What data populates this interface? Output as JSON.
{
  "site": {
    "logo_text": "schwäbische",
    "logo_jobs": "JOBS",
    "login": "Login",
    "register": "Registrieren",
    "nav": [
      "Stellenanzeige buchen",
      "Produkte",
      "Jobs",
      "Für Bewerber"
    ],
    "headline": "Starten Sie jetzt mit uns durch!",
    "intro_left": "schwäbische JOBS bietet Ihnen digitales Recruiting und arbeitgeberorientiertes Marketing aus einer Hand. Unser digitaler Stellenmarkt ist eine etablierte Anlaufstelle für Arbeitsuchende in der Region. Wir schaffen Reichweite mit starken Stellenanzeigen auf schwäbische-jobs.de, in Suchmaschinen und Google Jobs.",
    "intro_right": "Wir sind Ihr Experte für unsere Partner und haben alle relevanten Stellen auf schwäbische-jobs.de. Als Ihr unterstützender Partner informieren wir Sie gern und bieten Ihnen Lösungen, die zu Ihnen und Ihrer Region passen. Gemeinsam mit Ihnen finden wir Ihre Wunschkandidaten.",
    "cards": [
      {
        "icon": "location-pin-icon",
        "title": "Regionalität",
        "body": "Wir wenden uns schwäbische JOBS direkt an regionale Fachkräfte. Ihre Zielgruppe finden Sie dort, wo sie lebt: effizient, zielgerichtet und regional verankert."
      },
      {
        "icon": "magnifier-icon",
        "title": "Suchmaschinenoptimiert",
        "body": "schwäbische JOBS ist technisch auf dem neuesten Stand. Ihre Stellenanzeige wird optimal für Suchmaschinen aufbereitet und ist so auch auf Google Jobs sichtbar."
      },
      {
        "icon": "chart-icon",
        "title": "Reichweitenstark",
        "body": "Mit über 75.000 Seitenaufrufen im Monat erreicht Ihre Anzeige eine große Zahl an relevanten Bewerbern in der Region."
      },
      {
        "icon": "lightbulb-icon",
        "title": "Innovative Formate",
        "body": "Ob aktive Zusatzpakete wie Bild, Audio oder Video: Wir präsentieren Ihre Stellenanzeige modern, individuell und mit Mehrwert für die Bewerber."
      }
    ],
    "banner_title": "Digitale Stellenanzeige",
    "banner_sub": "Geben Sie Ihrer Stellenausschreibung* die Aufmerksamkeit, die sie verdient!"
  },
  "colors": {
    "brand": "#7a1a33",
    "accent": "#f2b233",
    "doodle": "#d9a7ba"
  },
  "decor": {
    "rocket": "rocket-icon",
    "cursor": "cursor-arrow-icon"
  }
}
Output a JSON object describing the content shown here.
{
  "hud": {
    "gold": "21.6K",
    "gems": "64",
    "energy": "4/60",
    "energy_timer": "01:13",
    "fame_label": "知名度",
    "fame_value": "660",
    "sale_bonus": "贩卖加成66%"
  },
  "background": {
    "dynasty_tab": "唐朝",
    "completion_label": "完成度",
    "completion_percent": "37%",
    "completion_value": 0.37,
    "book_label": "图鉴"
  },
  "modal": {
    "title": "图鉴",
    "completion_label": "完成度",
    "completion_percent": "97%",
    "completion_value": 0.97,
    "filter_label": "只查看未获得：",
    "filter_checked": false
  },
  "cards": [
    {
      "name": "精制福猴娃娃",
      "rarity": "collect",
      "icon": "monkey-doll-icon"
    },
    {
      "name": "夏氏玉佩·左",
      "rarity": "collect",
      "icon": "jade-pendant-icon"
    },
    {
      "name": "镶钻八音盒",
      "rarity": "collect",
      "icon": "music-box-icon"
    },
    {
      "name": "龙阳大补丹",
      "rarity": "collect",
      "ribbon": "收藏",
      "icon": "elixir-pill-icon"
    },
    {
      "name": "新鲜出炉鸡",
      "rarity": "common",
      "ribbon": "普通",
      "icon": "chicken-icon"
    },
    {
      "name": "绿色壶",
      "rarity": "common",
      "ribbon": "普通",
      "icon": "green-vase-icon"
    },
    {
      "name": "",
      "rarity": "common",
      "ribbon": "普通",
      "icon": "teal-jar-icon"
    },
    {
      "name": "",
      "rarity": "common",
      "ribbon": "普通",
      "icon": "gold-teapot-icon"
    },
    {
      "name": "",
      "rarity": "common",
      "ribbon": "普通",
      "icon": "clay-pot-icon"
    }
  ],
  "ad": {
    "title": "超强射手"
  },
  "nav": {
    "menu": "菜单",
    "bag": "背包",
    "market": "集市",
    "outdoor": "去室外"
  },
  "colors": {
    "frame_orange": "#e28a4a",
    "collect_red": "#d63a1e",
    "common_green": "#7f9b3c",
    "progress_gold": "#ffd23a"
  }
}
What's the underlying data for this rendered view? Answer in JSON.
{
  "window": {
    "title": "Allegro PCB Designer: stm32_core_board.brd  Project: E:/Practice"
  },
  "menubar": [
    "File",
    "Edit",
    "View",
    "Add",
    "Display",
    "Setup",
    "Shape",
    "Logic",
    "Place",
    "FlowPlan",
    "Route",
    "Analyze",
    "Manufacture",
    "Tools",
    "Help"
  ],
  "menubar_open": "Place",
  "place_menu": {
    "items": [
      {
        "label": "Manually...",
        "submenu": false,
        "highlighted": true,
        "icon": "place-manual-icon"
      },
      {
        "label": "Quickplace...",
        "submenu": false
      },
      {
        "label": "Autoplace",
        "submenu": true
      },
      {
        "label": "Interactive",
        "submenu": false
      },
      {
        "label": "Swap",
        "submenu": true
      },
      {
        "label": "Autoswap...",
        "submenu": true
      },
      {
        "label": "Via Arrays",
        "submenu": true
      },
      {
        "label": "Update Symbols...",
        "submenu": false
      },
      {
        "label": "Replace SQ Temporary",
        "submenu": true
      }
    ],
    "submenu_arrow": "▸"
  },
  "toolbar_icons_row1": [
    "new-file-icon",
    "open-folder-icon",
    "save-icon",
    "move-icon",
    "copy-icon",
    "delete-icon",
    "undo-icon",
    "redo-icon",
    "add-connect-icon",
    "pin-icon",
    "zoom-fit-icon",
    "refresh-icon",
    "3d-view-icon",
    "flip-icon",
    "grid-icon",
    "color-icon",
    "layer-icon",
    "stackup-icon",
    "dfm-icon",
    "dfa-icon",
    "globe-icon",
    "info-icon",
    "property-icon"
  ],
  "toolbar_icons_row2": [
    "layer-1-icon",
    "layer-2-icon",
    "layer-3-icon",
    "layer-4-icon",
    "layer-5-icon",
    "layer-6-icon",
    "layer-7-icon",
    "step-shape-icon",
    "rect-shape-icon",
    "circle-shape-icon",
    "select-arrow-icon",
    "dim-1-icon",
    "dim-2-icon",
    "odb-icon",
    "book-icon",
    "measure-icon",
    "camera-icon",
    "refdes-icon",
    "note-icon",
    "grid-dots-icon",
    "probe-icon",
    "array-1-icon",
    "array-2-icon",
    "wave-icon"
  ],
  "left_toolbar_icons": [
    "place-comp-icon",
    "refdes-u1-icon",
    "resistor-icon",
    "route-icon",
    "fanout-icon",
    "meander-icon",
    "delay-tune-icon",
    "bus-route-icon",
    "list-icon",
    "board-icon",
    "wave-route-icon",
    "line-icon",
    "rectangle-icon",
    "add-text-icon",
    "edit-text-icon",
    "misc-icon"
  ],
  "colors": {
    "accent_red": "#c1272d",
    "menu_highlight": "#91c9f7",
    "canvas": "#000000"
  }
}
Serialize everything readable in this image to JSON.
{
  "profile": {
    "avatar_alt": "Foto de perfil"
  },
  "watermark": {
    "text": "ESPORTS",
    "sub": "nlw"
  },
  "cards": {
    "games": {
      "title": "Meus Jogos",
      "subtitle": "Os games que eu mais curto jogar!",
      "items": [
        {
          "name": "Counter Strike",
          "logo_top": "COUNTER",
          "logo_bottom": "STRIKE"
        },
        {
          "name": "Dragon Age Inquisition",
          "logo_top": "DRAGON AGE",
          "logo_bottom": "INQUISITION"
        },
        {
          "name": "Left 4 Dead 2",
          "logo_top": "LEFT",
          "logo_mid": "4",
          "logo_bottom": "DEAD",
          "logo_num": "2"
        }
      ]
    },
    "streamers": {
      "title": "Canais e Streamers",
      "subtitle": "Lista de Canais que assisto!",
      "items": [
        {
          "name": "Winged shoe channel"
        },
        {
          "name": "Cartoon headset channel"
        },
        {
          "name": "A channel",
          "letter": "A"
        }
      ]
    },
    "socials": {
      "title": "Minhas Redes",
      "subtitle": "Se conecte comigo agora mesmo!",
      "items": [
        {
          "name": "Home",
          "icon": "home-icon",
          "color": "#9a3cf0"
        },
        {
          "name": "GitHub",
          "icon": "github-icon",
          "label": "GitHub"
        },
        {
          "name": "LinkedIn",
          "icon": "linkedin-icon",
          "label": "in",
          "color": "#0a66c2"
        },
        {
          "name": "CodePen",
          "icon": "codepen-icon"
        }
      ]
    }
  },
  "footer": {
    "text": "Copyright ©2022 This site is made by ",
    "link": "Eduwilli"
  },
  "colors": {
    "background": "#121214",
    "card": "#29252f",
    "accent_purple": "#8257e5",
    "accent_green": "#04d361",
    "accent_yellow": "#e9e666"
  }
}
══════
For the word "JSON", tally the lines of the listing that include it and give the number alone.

4